  • 12/27/2000 -- "Sales in Holiday Season Rose, Just Barely, Over Last Year's"; 2.3%; "..... this year's holiday shopping season is shaping up as among the worst in a decade, industry analysts said yesterday." Reality: Poor. Times Assessment: Poor.

President: Bill Clinton

  • 12/25/1999 -- "Growth in Holiday Season's Retail Sales May Set a 5-Year High"; 8.1%; "The millennium may turn out to be a bust, but by any measure Christmas 1999 was swinging." Reality: Great. Times Assessment: Great.
  • 12/28/1998 -- "Surge of Shopping in December Gives Merchants a Lift"; 5.8%; "Largely undistracted by the impeachment of President Clinton and the bombing of Iraq, American shoppers appear to have spent freely from wallets that still feel pretty fat, giving retailers a muscular, if not stellar, holiday season." Reality: Very Good.

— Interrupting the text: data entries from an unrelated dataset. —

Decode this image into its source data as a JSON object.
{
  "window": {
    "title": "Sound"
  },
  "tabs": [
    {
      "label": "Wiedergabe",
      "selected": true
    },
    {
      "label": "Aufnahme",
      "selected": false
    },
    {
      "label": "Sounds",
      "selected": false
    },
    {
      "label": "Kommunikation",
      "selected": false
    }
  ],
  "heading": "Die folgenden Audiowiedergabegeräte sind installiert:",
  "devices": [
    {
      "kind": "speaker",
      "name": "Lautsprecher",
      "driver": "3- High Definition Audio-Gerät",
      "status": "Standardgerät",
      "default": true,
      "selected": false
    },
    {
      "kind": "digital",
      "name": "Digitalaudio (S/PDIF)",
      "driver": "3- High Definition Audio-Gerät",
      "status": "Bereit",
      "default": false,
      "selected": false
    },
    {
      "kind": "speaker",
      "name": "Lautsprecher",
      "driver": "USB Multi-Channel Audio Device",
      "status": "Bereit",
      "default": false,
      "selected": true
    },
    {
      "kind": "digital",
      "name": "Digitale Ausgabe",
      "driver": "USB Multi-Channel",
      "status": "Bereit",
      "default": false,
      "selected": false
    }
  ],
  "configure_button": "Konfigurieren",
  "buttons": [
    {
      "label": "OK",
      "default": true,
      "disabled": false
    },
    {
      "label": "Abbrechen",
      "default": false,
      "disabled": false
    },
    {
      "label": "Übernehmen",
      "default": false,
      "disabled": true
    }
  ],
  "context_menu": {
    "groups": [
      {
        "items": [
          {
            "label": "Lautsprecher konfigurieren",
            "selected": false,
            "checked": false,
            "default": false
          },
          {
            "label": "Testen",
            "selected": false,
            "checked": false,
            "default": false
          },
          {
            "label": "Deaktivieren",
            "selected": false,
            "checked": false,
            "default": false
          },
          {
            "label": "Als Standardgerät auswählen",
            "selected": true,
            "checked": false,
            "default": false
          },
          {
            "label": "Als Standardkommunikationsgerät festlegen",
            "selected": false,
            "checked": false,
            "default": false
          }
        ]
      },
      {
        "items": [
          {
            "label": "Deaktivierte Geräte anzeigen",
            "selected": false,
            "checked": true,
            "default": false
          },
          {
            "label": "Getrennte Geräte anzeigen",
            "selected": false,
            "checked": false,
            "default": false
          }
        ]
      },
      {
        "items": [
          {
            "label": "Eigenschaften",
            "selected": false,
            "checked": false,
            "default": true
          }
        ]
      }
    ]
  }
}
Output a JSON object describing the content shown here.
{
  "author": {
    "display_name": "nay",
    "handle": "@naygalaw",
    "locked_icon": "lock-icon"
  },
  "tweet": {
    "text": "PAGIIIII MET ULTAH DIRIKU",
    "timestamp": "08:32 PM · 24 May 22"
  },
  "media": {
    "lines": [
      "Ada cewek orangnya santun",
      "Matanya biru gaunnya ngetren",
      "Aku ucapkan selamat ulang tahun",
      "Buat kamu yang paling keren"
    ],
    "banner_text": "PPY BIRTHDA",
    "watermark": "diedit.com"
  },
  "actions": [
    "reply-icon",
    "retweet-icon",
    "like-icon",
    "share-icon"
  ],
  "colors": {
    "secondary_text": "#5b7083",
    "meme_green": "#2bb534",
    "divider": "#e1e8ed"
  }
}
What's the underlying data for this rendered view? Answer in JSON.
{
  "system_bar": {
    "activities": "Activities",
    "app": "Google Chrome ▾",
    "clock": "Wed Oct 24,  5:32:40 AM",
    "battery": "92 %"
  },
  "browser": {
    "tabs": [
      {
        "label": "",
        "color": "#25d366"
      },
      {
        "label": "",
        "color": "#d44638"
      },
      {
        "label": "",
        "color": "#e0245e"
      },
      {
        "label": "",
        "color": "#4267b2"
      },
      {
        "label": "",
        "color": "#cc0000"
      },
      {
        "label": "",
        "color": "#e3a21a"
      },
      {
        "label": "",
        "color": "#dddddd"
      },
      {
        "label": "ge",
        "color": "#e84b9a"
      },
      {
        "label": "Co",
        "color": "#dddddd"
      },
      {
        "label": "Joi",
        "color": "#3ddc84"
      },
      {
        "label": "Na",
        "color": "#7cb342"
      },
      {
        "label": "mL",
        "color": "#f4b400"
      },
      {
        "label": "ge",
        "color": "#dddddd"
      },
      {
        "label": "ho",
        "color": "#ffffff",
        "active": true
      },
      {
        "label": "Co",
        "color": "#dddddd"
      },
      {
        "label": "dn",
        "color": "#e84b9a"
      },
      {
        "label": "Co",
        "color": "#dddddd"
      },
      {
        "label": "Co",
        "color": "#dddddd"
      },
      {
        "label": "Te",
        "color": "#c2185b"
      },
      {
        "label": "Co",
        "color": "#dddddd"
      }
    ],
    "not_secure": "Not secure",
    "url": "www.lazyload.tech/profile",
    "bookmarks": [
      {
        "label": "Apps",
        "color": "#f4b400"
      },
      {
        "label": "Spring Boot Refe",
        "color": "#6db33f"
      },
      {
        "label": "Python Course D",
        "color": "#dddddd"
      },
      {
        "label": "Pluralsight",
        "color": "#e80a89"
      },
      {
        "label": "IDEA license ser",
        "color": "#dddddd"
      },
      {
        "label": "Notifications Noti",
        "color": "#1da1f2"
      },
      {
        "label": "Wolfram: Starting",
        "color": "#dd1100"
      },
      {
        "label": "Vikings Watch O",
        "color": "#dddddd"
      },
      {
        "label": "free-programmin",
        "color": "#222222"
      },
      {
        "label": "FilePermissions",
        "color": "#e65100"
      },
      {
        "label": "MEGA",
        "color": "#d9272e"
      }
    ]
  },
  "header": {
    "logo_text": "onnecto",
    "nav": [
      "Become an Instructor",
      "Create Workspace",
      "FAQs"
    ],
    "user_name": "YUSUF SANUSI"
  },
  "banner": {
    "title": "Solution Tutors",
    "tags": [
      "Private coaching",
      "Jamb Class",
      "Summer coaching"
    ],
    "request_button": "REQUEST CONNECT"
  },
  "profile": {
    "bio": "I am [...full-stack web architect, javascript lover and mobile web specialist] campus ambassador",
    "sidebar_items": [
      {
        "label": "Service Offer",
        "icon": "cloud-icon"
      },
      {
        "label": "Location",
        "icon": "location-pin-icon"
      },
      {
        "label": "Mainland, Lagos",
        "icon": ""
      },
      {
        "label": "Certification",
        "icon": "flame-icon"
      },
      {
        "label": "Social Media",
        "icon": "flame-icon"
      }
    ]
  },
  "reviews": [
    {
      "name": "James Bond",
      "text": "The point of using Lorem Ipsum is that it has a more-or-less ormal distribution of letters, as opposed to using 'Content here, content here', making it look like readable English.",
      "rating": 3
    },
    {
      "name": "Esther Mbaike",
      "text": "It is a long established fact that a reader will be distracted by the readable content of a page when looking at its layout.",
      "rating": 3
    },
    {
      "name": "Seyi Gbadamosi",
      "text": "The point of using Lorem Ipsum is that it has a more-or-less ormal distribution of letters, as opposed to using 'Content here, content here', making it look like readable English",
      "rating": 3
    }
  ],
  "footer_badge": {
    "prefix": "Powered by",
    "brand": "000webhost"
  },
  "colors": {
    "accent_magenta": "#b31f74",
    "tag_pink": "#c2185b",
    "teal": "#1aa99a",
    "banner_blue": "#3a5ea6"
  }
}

Times Assessment: Very Good.
  • 12/28/1997 -- "Retailers Finding Sales Disappoint for the Holidays"; 4.8%; "A sparkling economy, record-low unemployment and fatter paychecks failed to translate into the strapping holiday selling season American retailers were counting on." Reality: Good. Times Assessment: Fair.
  • 12/25/1996 -- "Holiday Retail Refrain: Better Than '95 but Not Good Enough"; 3.6%; "As surprise led to surprise and the season faded to a close yesterday, sales appeared to have been stronger than in last year's dismal Christmas shopping season." Reality: Fair. Times Assessment: Fair.
  • 12/25/1995 -- "Retailers Report a Shopping Season Worth Forgetting"; 3.1%; "Hardened shoppers, perpetual sales and a snowstorm that blanketed the Northeast during the crucial final week of Christmas shopping combined to give retailers their worst holiday season in years ....." Reality: Fair. Times Assessment: Poor.

First Christmas Season after "Gingrich Revolution"

  • 12/26/1994 -- "Retailers' Christmas Wishes Didn't Come True This Year"; projected 6% (first listing at link); "The predictions of a strong holiday shopping season were apparently wishful thinking for many retailers, particularly in apparel." Reality: Unknown, probably Good to Very Good. Times Assessment: Fair.
  • 12/27/1993 -- "Late Sales Lift Results For Stores"; post-season estimate of 4%-6% (third listing at link); "..... many were relieved that a late surge of shopping would produce modestly respectable sales figures." Reality: Good to Very Good. Times Assessment: Fair.

Christmas Season After Bill Clinton Elected

  • 12/26/1992 -- "A Sharp Rebound in Christmas Sales"; 5% to 6%; "It was a hair-raising holiday season for many of the nation's retailers: sales started out strong, dropped off precipitously and finally skyrocketed the last weekend before Christmas ..... 'People have shopped this year like there really is a Christmas' ..... So much for the notion that Christmas was dead." Reality: Very Good. Times Assessment: Great.

President: Bush 41

  • 12/26/1991 -- "Retailers Report Sales Fell Short of Dim Forecasts"; 0.7% (first item at link); "Retailers would probably like to forget Christmas 1991. While most merchants had been prepared for a sluggish season, many said sales turned out to be even worse than expected." Reality: Poor. Times Assessment: Poor.

 

Cross-posted at BizzyBlog.com.

Tom Blumer
Tom Blumer
Tom Blumer is a contributing editor for NewsBusters.